    • The National Geographic Society dates the gospel of Judas originally to mid 2nd century "Archived copy". Archived from the original on 2015-04-18. Retrieved 2015-04-08.{{cite web}}: CS1 maint: archived copy as title (link) and the copy we possess 220–340 [1]
  28. ^ Plotinus, a native of Lycopolis in Egypt, who lived from 205 to 270 was the first systematic philosopher of [Neo-Platonism], Turner, William (1913). "Neo-Platonism" . In Herbermann, Charles (ed.). Catholic Encyclopedia. Vol. 10}. New York: Robert Appleton Company.
  29. ^ Chisholm, Hugh, ed. (1911). "Neoplatonism" . Encyclopædia Britannica. Vol. 20 (11th ed.). Cambridge University Press. p. 375.

Further reading

  • Franzmann, Majella (1996). Jesus in the Nag Hammadi Writings. T & T Clark International. ISBN 056704470X.
  • Layton, Bentley (1987). The Gnostic Scriptures. SCM Press. ISBN 0-334-02022-0.
  • Markschies, Christoph (2000). Gnosis: An Introduction. Translated by John Bowden. T & T Clark. ISBN 0-567-08945-2.
  • Pagels, Elaine (1979). The Gnostic Gospels. Random House. ISBN 0-679-72453-2.
  • Robinson, James M. (1979). "The discovery of the Nag Hammadi codices". Biblical Archaeology. 42: 206–224.
  • Robinson, James (1988). The Nag Hammadi Library in English. ISBN 0-06-066934-9.
  • Robinson, James (2014). The Nag Hammadi story from the discovery to the publication. Leiden: Brill. ISBN 978-90-04-26423-6. OCLC 861119943.
  • Scholer, David (1997). Nag Hammadi bibliography, 1970-1994. Leiden: Brill. ISBN 978-90-04-43964-1. OCLC 681900140.
  • Scholer, David (2009). Nag Hammadi bibliography, 1995-2006. Leiden: Brill. ISBN 978-90-04-17240-1. OCLC 568624988.
  • Tuckett, Christopher M. (1986). Nag Hammadi and the Gospel Tradition: Synoptic Tradition in the Nag Hammadi Library. T & T Clark. ISBN 0-567-09364-6.
  • Yamauchi, Edwin M. (1983). Pre-Christian Gnosticism: A Survey of the Proposed Evidences. ISBN 0-8010-9919-6.
  • Yamauchi, Edwin M. (n.d.). "Pre-Christian Gnosticism in the Nag Hammadi Texts?". Church History. 48: 129–141.

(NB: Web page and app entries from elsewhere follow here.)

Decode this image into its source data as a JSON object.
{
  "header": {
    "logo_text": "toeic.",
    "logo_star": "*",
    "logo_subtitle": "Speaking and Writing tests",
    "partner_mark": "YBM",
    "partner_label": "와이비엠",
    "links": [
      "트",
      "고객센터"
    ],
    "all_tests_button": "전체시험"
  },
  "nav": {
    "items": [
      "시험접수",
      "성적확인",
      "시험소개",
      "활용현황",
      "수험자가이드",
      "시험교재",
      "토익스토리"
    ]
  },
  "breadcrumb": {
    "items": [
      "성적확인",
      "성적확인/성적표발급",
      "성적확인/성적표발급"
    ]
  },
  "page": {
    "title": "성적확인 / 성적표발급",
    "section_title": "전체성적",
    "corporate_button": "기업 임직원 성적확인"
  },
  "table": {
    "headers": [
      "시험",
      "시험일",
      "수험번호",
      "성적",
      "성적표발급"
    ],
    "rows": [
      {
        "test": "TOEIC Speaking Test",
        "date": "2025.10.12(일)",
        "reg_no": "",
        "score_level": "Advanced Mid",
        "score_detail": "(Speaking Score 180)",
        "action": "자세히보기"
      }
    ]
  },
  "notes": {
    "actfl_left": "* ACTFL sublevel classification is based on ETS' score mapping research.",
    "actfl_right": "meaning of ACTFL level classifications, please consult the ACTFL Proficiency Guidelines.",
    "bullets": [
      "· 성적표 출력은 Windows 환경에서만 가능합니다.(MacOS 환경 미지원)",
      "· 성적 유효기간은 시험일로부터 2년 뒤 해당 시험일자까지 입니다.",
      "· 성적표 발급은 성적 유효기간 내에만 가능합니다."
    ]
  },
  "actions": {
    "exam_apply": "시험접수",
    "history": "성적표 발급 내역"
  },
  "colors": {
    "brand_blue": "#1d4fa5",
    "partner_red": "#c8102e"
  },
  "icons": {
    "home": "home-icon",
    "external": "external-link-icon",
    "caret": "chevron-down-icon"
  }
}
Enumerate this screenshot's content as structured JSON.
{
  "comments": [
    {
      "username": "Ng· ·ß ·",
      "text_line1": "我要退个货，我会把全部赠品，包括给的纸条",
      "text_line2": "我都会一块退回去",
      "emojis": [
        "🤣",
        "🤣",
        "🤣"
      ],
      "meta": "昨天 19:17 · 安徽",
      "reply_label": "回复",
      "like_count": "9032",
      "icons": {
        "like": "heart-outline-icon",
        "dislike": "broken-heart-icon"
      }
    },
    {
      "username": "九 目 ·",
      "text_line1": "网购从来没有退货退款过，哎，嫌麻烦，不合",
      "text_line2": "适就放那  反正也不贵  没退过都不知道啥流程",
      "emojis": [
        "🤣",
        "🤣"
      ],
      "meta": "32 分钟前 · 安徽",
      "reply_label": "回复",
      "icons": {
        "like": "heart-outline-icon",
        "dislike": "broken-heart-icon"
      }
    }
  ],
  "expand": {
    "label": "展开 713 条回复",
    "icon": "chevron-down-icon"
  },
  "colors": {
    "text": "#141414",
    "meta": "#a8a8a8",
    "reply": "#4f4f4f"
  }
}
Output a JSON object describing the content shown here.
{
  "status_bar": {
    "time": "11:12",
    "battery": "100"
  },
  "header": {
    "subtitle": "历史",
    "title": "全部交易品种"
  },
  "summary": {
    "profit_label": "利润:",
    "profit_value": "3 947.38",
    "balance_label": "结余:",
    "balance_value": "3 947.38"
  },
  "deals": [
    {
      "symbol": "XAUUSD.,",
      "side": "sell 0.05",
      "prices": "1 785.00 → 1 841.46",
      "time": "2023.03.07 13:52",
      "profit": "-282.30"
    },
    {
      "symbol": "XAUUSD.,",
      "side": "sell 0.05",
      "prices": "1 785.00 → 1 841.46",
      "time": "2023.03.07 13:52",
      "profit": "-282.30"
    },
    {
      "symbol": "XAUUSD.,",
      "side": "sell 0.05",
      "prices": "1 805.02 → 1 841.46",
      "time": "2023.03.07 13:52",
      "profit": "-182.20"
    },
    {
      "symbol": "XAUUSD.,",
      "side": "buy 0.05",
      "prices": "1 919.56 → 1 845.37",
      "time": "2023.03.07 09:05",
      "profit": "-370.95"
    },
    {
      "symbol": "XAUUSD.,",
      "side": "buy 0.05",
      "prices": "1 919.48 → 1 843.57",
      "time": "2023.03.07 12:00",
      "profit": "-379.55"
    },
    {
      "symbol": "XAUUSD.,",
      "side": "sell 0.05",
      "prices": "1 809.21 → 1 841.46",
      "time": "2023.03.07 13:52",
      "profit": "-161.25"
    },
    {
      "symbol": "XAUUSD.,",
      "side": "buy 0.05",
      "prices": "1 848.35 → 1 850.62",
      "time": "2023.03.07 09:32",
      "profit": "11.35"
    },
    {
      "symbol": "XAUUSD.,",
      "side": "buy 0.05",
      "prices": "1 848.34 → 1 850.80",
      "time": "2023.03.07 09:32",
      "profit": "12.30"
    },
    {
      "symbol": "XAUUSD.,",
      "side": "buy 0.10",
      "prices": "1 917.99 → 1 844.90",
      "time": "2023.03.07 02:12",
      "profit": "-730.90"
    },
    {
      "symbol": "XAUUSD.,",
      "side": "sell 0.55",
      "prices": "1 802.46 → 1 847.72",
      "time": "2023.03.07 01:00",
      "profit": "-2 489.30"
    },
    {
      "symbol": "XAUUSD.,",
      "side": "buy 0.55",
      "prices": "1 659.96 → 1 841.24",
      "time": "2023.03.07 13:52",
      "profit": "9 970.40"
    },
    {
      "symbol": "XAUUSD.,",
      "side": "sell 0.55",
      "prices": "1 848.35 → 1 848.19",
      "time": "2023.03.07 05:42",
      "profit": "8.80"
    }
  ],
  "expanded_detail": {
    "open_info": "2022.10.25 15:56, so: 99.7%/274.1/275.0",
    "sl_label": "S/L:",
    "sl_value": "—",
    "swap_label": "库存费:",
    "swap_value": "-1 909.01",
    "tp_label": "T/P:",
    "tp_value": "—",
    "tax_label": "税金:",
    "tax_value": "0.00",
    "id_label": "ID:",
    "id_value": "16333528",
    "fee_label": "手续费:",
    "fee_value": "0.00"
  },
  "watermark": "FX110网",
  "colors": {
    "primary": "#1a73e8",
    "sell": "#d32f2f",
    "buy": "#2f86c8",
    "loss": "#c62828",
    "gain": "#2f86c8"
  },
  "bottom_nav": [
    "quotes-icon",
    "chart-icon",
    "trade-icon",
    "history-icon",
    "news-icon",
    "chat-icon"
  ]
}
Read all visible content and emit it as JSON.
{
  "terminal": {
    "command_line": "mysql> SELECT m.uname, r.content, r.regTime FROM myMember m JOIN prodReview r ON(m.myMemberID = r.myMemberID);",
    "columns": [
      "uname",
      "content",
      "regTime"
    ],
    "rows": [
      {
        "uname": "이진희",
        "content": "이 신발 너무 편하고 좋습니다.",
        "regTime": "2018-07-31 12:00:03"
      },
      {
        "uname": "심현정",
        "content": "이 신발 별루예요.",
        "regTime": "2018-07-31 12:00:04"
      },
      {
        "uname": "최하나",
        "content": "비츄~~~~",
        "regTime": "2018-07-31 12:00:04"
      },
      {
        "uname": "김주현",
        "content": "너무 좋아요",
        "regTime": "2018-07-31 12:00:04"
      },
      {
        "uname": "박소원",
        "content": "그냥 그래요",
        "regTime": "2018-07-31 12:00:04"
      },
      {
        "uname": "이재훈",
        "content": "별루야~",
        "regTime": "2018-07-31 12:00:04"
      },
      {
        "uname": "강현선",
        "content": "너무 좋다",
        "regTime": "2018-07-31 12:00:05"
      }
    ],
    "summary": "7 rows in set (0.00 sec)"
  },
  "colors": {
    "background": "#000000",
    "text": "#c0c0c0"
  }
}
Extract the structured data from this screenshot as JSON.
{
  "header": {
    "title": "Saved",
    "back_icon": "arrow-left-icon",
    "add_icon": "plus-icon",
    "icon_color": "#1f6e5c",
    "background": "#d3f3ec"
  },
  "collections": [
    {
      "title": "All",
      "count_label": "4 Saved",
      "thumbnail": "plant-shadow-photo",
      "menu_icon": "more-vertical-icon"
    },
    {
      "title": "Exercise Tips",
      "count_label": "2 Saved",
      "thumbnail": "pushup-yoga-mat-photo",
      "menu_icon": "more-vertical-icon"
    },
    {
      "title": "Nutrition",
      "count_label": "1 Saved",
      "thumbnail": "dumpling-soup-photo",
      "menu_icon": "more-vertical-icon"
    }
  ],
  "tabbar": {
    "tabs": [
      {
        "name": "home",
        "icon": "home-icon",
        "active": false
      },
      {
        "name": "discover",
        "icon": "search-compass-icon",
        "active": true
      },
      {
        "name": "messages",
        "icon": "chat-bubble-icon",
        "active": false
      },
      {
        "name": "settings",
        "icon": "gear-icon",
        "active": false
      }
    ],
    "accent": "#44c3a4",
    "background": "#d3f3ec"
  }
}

External links

  • The Nag Hammadi Library – Complete texts at The Gnostic Society Library
  • The Gospel of Thomas – Multiple translations and resources.
  • How the manuscripts were found – A complete list of the manuscripts can be found here.
  • Jung Codex